In 1972, Ugandan dictator Idi Amin declared there was no place in his country for Asians, even though many had lived there for generations. Some 7000 came to Canada and have made a home here.

Rewind with Michael Enright

1972 Ugandan Refugees: An Honourable Place in Canada

Thursday November 24, 2016

LISTEN TO FULL EPISODE 54:59

Not long after Ugandan leader Idi Amin came to power in 1971, he said he had a dream that told him to expel people of Asian descent from the country. Many of them were Ismailis.
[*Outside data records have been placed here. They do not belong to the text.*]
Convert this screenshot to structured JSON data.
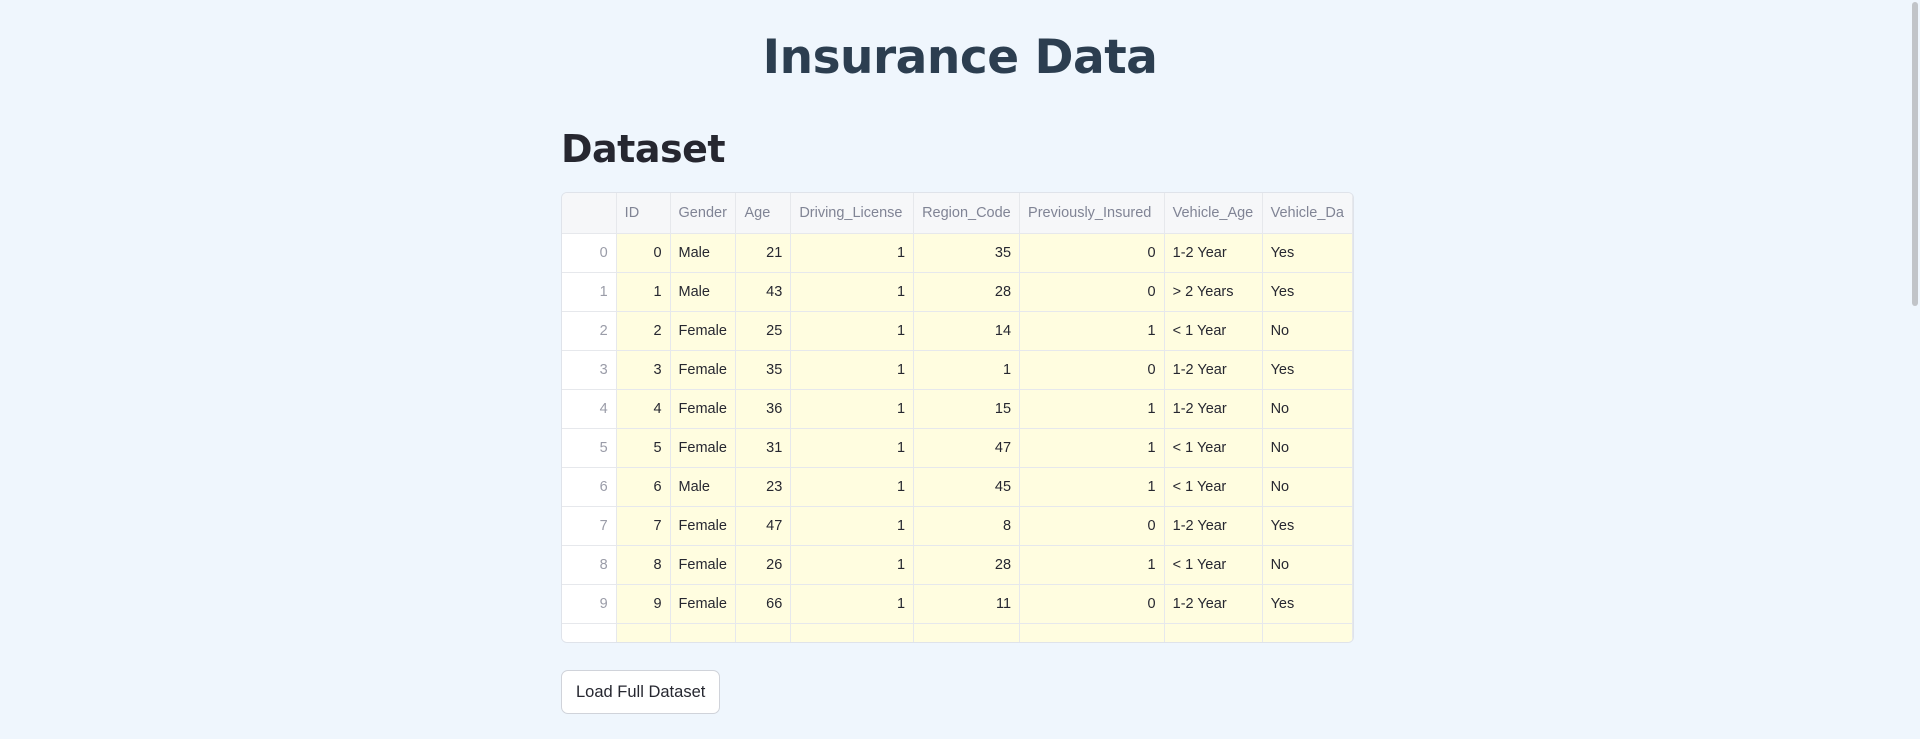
{
  "page": {
    "title": "Insurance Data"
  },
  "section": {
    "title": "Dataset"
  },
  "table": {
    "columns": [
      "",
      "ID",
      "Gender",
      "Age",
      "Driving_License",
      "Region_Code",
      "Previously_Insured",
      "Vehicle_Age",
      "Vehicle_Da"
    ],
    "rows": [
      [
        "0",
        "0",
        "Male",
        "21",
        "1",
        "35",
        "0",
        "1-2 Year",
        "Yes"
      ],
      [
        "1",
        "1",
        "Male",
        "43",
        "1",
        "28",
        "0",
        "> 2 Years",
        "Yes"
      ],
      [
        "2",
        "2",
        "Female",
        "25",
        "1",
        "14",
        "1",
        "< 1 Year",
        "No"
      ],
      [
        "3",
        "3",
        "Female",
        "35",
        "1",
        "1",
        "0",
        "1-2 Year",
        "Yes"
      ],
      [
        "4",
        "4",
        "Female",
        "36",
        "1",
        "15",
        "1",
        "1-2 Year",
        "No"
      ],
      [
        "5",
        "5",
        "Female",
        "31",
        "1",
        "47",
        "1",
        "< 1 Year",
        "No"
      ],
      [
        "6",
        "6",
        "Male",
        "23",
        "1",
        "45",
        "1",
        "< 1 Year",
        "No"
      ],
      [
        "7",
        "7",
        "Female",
        "47",
        "1",
        "8",
        "0",
        "1-2 Year",
        "Yes"
      ],
      [
        "8",
        "8",
        "Female",
        "26",
        "1",
        "28",
        "1",
        "< 1 Year",
        "No"
      ],
      [
        "9",
        "9",
        "Female",
        "66",
        "1",
        "11",
        "0",
        "1-2 Year",
        "Yes"
      ]
    ]
  },
  "buttons": {
    "load_full": "Load Full Dataset"
  },
  "colors": {
    "background": "#eff6fd",
    "cell_highlight": "#fffde0",
    "title": "#2c3e50"
  }
}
The Aga Khan, spiritual leader of the Nizari Ismaili branch of Islam represents about 15 million people and advocates tolerance and pluralism. When Amin’s decree came, the Aga Khan called then prime minister Pierre Trudeau asking him to help. More than 7 000 Ugandan Asians came to Canada. It was the first time in Canadian history that Canada accepted a large group of non-European refugees.

 

1972 Ugandan Refugees: An Honourable Place in Canada

 

There was a long tradition of trade between Asia and Africa. Nevertheless, General Amin insisted that “Africa was for Africans.”His expulsion order affected at least 80,000 people, many who had lived in Uganda for generations.
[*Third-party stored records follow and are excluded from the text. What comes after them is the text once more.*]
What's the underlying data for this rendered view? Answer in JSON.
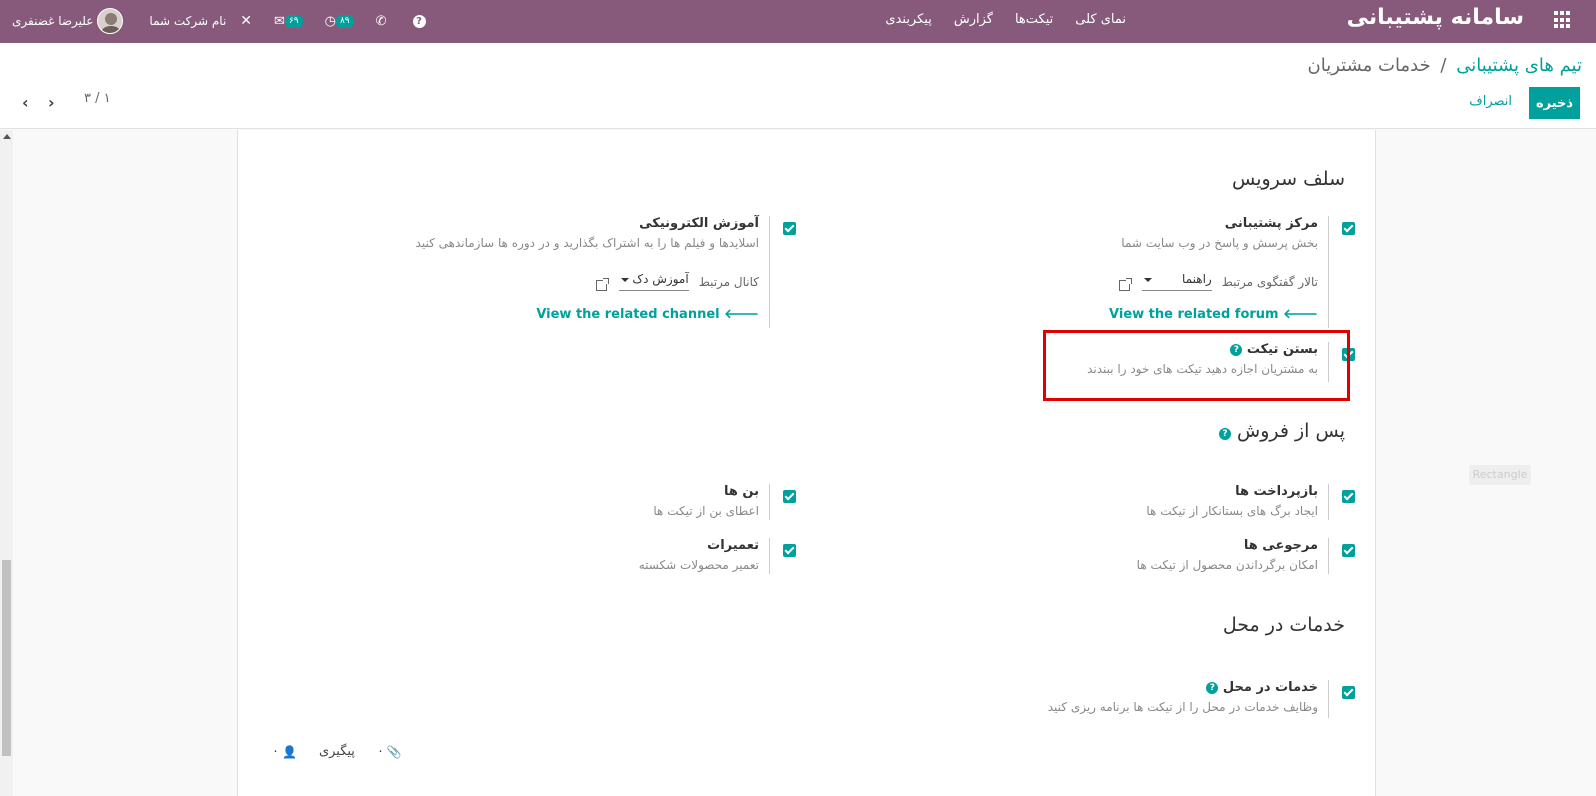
{
  "navbar": {
    "brand": "سامانه پشتیبانی",
    "menu": [
      "نمای کلی",
      "تیکت‌ها",
      "گزارش",
      "پیکربندی"
    ],
    "user_name": "علیرضا غضنفری",
    "company": "نام شرکت شما",
    "chat_count": "۶۹",
    "activity_count": "۸۹",
    "icons": [
      "apps-grid-icon",
      "tools-icon",
      "chat-icon",
      "clock-icon",
      "phone-icon",
      "help-icon"
    ]
  },
  "breadcrumb": {
    "parent": "تیم های پشتیبانی",
    "separator": "/",
    "current": "خدمات مشتریان"
  },
  "actions": {
    "save": "ذخیره",
    "discard": "انصراف"
  },
  "pager": {
    "value": "۳ / ۱"
  },
  "sections": {
    "self_service": "سلف سرویس",
    "after_sales": "پس از فروش",
    "field_service": "خدمات در محل"
  },
  "settings": {
    "help_center": {
      "label": "مرکز پشتیبانی",
      "desc": "بخش پرسش و پاسخ در وب سایت شما",
      "related_label": "تالار گفتگوی مرتبط",
      "related_value": "راهنما",
      "link": "View the related forum"
    },
    "elearning": {
      "label": "آموزش الکترونیکی",
      "desc": "اسلایدها و فیلم ها را به اشتراک بگذارید و در دوره ها سازماندهی کنید",
      "related_label": "کانال مرتبط",
      "related_value": "آموزش دک",
      "link": "View the related channel"
    },
    "close_ticket": {
      "label": "بستن تیکت",
      "desc": "به مشتریان اجازه دهید تیکت های خود را ببندند"
    },
    "refunds": {
      "label": "بازپرداخت ها",
      "desc": "ایجاد برگ های بستانکار از تیکت ها"
    },
    "coupons": {
      "label": "بن ها",
      "desc": "اعطای بن از تیکت ها"
    },
    "returns": {
      "label": "مرجوعی ها",
      "desc": "امکان برگرداندن محصول از تیکت ها"
    },
    "repairs": {
      "label": "تعمیرات",
      "desc": "تعمیر محصولات شکسته"
    },
    "field_service": {
      "label": "خدمات در محل",
      "desc": "وظایف خدمات در محل را از تیکت ها برنامه ریزی کنید"
    }
  },
  "chatter": {
    "attachments": "۰",
    "follow": "پیگیری",
    "followers": "۰"
  },
  "overlay_tag": "Rectangle",
  "colors": {
    "navbar": "#875a7b",
    "accent": "#00a09d",
    "highlight": "#e00000"
  }
}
“I am a fourth generation African. I couldn’t be any more African than I was when I was there, but I wasn’t accepted. We did not have the right colour. We were not black enough to be African.”

 

– Muslim Harji, Asian immigrant to Canada 

 

The expulsion of steady migration of Asians from Uganda had dire effects on the economy. The country lost doctors, technicians, business owners, and engineers. Railways were compromised, there were food shortages and prices skyrocketed. The economic foundations of the country started to crumble.

 

“Before Amin, Uganda had such a great government –  the best civil service in Africa, the best health care. Life was good. Amin was known and feared before he came to power, so imagine what happened once he did. Very soon things started falling apart. I’ll tell you straight: at least Asians, by and large, we escaped. The Black Ugandans who stayed paid with their lives. It was a really troubling time.”

– John Nazareth, Asian Ugandan

 

Most Ugandans who came to Canada because of Amin’s expulsion prospered. The Aga Khan met with Prime Minister Justin Trudeau last May. The Aga Khan Foundation sponsors charitable works around the world and has an office in Ottawa. The new Aga Khan Museum in Toronto promotes tolerance and understanding through art and culture.

Source:  CBC Radio | 1972 Ugandan Refugees: An Honourable Place in Canada

 


Research, Insight & Perspective by A. Maherali


Leave a Reply

Fill in your details below or click an icon to log in:

WordPress.com Logo

You are commenting using your WordPress.com account. Log Out / Change )

Twitter picture

You are commenting using your Twitter account. Log Out / Change )

Facebook photo

You are commenting using your Facebook account. Log Out / Change )

Google+ photo

You are commenting using your Google+ account. Log Out / Change )

Connecting to %s